• TASK TO COMPLETE: Nothing but the text of the records should come back; copy it exactly and leave the pictures out.

(Data entries)
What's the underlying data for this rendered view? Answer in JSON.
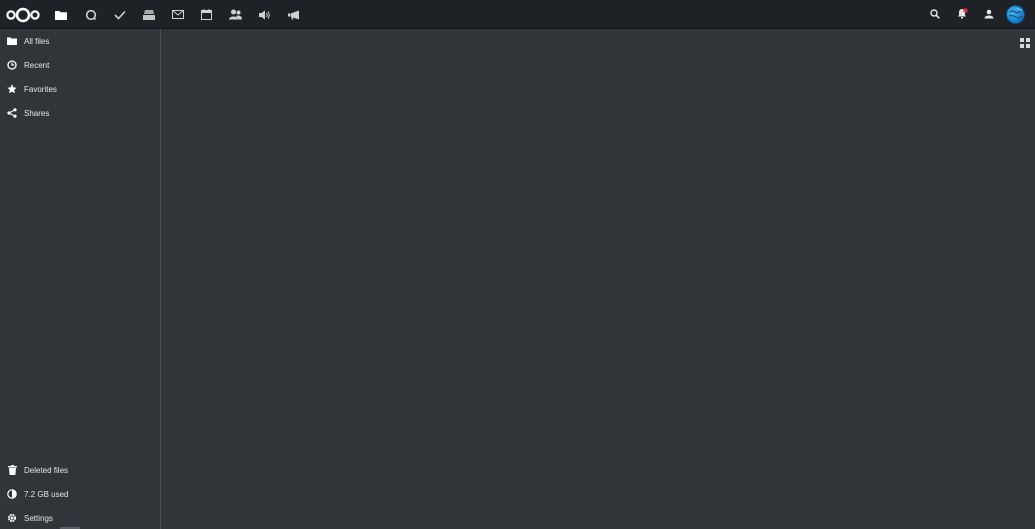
{
  "header": {
    "apps": [
      {
        "name": "files",
        "icon": "folder-icon"
      },
      {
        "name": "activity",
        "icon": "activity-icon"
      },
      {
        "name": "tasks",
        "icon": "checkmark-icon"
      },
      {
        "name": "deck",
        "icon": "stack-icon"
      },
      {
        "name": "mail",
        "icon": "mail-icon"
      },
      {
        "name": "calendar",
        "icon": "calendar-icon"
      },
      {
        "name": "contacts",
        "icon": "contacts-icon"
      },
      {
        "name": "talk",
        "icon": "speaker-icon"
      },
      {
        "name": "announcements",
        "icon": "megaphone-icon"
      }
    ],
    "right_icons": [
      "search-icon",
      "notifications-icon",
      "contacts-menu-icon",
      "user-avatar"
    ]
  },
  "sidebar": {
    "items": [
      {
        "label": "All files",
        "icon": "folder-icon"
      },
      {
        "label": "Recent",
        "icon": "clock-icon"
      },
      {
        "label": "Favorites",
        "icon": "star-icon"
      },
      {
        "label": "Shares",
        "icon": "share-icon"
      }
    ],
    "footer": [
      {
        "label": "Deleted files",
        "icon": "trash-icon"
      },
      {
        "label": "7.2 GB used",
        "icon": "pie-chart-icon"
      },
      {
        "label": "Settings",
        "icon": "gear-icon"
      }
    ]
  },
  "colors": {
    "header_bg": "#1e2125",
    "body_bg": "#31353a",
    "text": "#e6e6e6",
    "accent": "#1b86cf",
    "notification": "#e9322d"
  }
}
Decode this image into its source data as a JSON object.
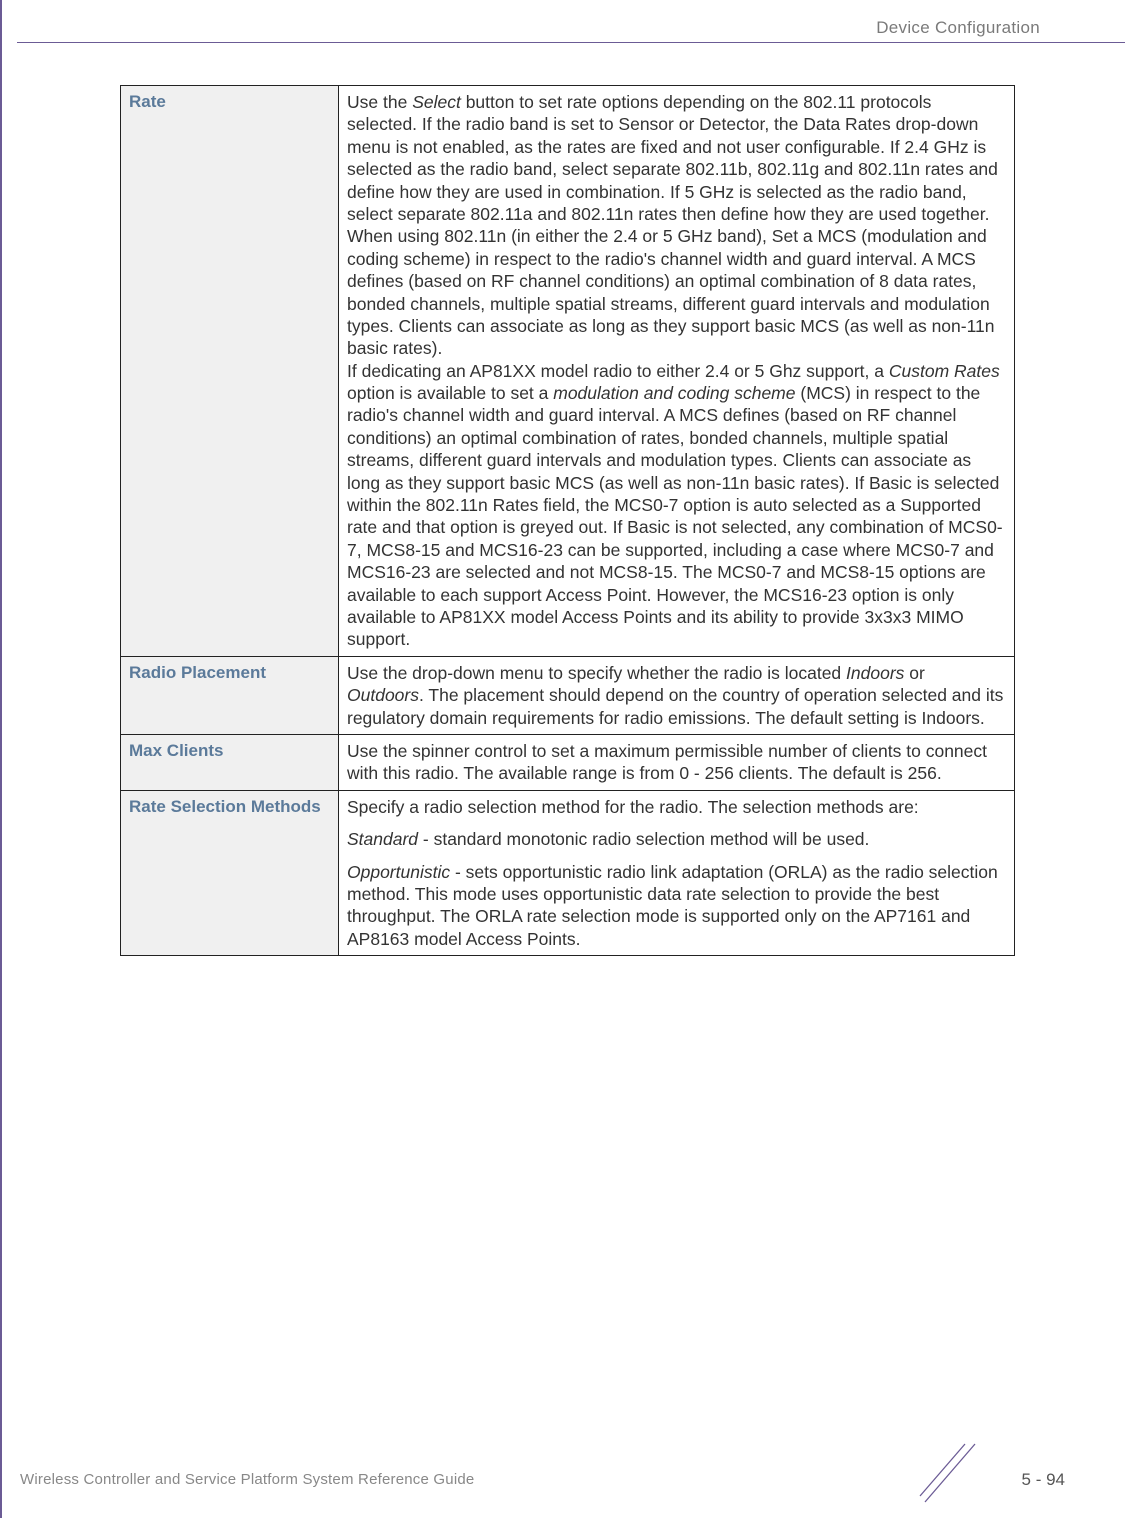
{
  "header": {
    "section": "Device Configuration"
  },
  "table": {
    "rows": [
      {
        "label": "Rate",
        "desc_parts": [
          {
            "t": "Use the "
          },
          {
            "t": "Select",
            "i": true
          },
          {
            "t": " button to set rate options depending on the 802.11 protocols selected. If the radio band is set to Sensor or Detector, the Data Rates drop-down menu is not enabled, as the rates are fixed and not user configurable. If 2.4 GHz is selected as the radio band, select separate 802.11b, 802.11g and 802.11n rates and define how they are used in combination. If 5 GHz is selected as the radio band, select separate 802.11a and 802.11n rates then define how they are used together. When using 802.11n (in either the 2.4 or 5 GHz band), Set a MCS (modulation and coding scheme) in respect to the radio's channel width and guard interval. A MCS defines (based on RF channel conditions) an optimal combination of 8 data rates, bonded channels, multiple spatial streams, different guard intervals and modulation types. Clients can associate as long as they support basic MCS (as well as non-11n basic rates)."
          },
          {
            "br": true
          },
          {
            "t": "If dedicating an AP81XX model radio to either 2.4 or 5 Ghz support, a "
          },
          {
            "t": "Custom Rates",
            "i": true
          },
          {
            "t": " option is available to set a "
          },
          {
            "t": "modulation and coding scheme",
            "i": true
          },
          {
            "t": " (MCS) in respect to the radio's channel width and guard interval. A MCS defines (based on RF channel conditions) an optimal combination of rates, bonded channels, multiple spatial streams, different guard intervals and modulation types. Clients can associate as long as they support basic MCS (as well as non-11n basic rates). If Basic is selected within the 802.11n Rates field, the MCS0-7 option is auto selected as a Supported rate and that option is greyed out. If Basic is not selected, any combination of MCS0-7, MCS8-15 and MCS16-23 can be supported, including a case where MCS0-7 and MCS16-23 are selected and not MCS8-15. The MCS0-7 and MCS8-15 options are available to each support Access Point. However, the MCS16-23 option is only available to AP81XX model Access Points and its ability to provide 3x3x3 MIMO support."
          }
        ]
      },
      {
        "label": "Radio Placement",
        "desc_parts": [
          {
            "t": "Use the drop-down menu to specify whether the radio is located "
          },
          {
            "t": "Indoors",
            "i": true
          },
          {
            "t": " or "
          },
          {
            "t": "Outdoors",
            "i": true
          },
          {
            "t": ". The placement should depend on the country of operation selected and its regulatory domain requirements for radio emissions. The default setting is Indoors."
          }
        ]
      },
      {
        "label": "Max Clients",
        "desc_parts": [
          {
            "t": "Use the spinner control to set a maximum permissible number of clients to connect with this radio. The available range is from 0 - 256 clients. The default is 256."
          }
        ]
      },
      {
        "label": "Rate Selection Methods",
        "desc_parts": [
          {
            "t": "Specify a radio selection method for the radio. The selection methods are:"
          },
          {
            "p": true
          },
          {
            "t": "Standard",
            "i": true
          },
          {
            "t": " - standard monotonic radio selection method will be used."
          },
          {
            "p": true
          },
          {
            "t": "Opportunistic",
            "i": true
          },
          {
            "t": " - sets opportunistic radio link adaptation (ORLA) as the radio selection method. This mode uses opportunistic data rate selection to provide the best throughput. The ORLA rate selection mode is supported only on the AP7161 and AP8163 model Access Points."
          }
        ]
      }
    ]
  },
  "footer": {
    "text": "Wireless Controller and Service Platform System Reference Guide",
    "page": "5 - 94"
  }
}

• TASK ANSWER:
What's the underlying data for this rendered view? Answer in JSON.
{
  "header": {
    "apps": [
      {
        "name": "files",
        "icon": "folder-icon"
      },
      {
        "name": "activity",
        "icon": "activity-icon"
      },
      {
        "name": "tasks",
        "icon": "checkmark-icon"
      },
      {
        "name": "deck",
        "icon": "stack-icon"
      },
      {
        "name": "mail",
        "icon": "mail-icon"
      },
      {
        "name": "calendar",
        "icon": "calendar-icon"
      },
      {
        "name": "contacts",
        "icon": "contacts-icon"
      },
      {
        "name": "talk",
        "icon": "speaker-icon"
      },
      {
        "name": "announcements",
        "icon": "megaphone-icon"
      }
    ],
    "right_icons": [
      "search-icon",
      "notifications-icon",
      "contacts-menu-icon",
      "user-avatar"
    ]
  },
  "sidebar": {
    "items": [
      {
        "label": "All files",
        "icon": "folder-icon"
      },
      {
        "label": "Recent",
        "icon": "clock-icon"
      },
      {
        "label": "Favorites",
        "icon": "star-icon"
      },
      {
        "label": "Shares",
        "icon": "share-icon"
      }
    ],
    "footer": [
      {
        "label": "Deleted files",
        "icon": "trash-icon"
      },
      {
        "label": "7.2 GB used",
        "icon": "pie-chart-icon"
      },
      {
        "label": "Settings",
        "icon": "gear-icon"
      }
    ]
  },
  "colors": {
    "header_bg": "#1e2125",
    "body_bg": "#31353a",
    "text": "#e6e6e6",
    "accent": "#1b86cf",
    "notification": "#e9322d"
  }
}
Decode this image into its source data as a JSON object.
{
  "header": {
    "section": "Device Configuration"
  },
  "table": {
    "rows": [
      {
        "label": "Rate",
        "desc_parts": [
          {
            "t": "Use the "
          },
          {
            "t": "Select",
            "i": true
          },
          {
            "t": " button to set rate options depending on the 802.11 protocols selected. If the radio band is set to Sensor or Detector, the Data Rates drop-down menu is not enabled, as the rates are fixed and not user configurable. If 2.4 GHz is selected as the radio band, select separate 802.11b, 802.11g and 802.11n rates and define how they are used in combination. If 5 GHz is selected as the radio band, select separate 802.11a and 802.11n rates then define how they are used together. When using 802.11n (in either the 2.4 or 5 GHz band), Set a MCS (modulation and coding scheme) in respect to the radio's channel width and guard interval. A MCS defines (based on RF channel conditions) an optimal combination of 8 data rates, bonded channels, multiple spatial streams, different guard intervals and modulation types. Clients can associate as long as they support basic MCS (as well as non-11n basic rates)."
          },
          {
            "br": true
          },
          {
            "t": "If dedicating an AP81XX model radio to either 2.4 or 5 Ghz support, a "
          },
          {
            "t": "Custom Rates",
            "i": true
          },
          {
            "t": " option is available to set a "
          },
          {
            "t": "modulation and coding scheme",
            "i": true
          },
          {
            "t": " (MCS) in respect to the radio's channel width and guard interval. A MCS defines (based on RF channel conditions) an optimal combination of rates, bonded channels, multiple spatial streams, different guard intervals and modulation types. Clients can associate as long as they support basic MCS (as well as non-11n basic rates). If Basic is selected within the 802.11n Rates field, the MCS0-7 option is auto selected as a Supported rate and that option is greyed out. If Basic is not selected, any combination of MCS0-7, MCS8-15 and MCS16-23 can be supported, including a case where MCS0-7 and MCS16-23 are selected and not MCS8-15. The MCS0-7 and MCS8-15 options are available to each support Access Point. However, the MCS16-23 option is only available to AP81XX model Access Points and its ability to provide 3x3x3 MIMO support."
          }
        ]
      },
      {
        "label": "Radio Placement",
        "desc_parts": [
          {
            "t": "Use the drop-down menu to specify whether the radio is located "
          },
          {
            "t": "Indoors",
            "i": true
          },
          {
            "t": " or "
          },
          {
            "t": "Outdoors",
            "i": true
          },
          {
            "t": ". The placement should depend on the country of operation selected and its regulatory domain requirements for radio emissions. The default setting is Indoors."
          }
        ]
      },
      {
        "label": "Max Clients",
        "desc_parts": [
          {
            "t": "Use the spinner control to set a maximum permissible number of clients to connect with this radio. The available range is from 0 - 256 clients. The default is 256."
          }
        ]
      },
      {
        "label": "Rate Selection Methods",
        "desc_parts": [
          {
            "t": "Specify a radio selection method for the radio. The selection methods are:"
          },
          {
            "p": true
          },
          {
            "t": "Standard",
            "i": true
          },
          {
            "t": " - standard monotonic radio selection method will be used."
          },
          {
            "p": true
          },
          {
            "t": "Opportunistic",
            "i": true
          },
          {
            "t": " - sets opportunistic radio link adaptation (ORLA) as the radio selection method. This mode uses opportunistic data rate selection to provide the best throughput. The ORLA rate selection mode is supported only on the AP7161 and AP8163 model Access Points."
          }
        ]
      }
    ]
  },
  "footer": {
    "text": "Wireless Controller and Service Platform System Reference Guide",
    "page": "5 - 94"
  }
}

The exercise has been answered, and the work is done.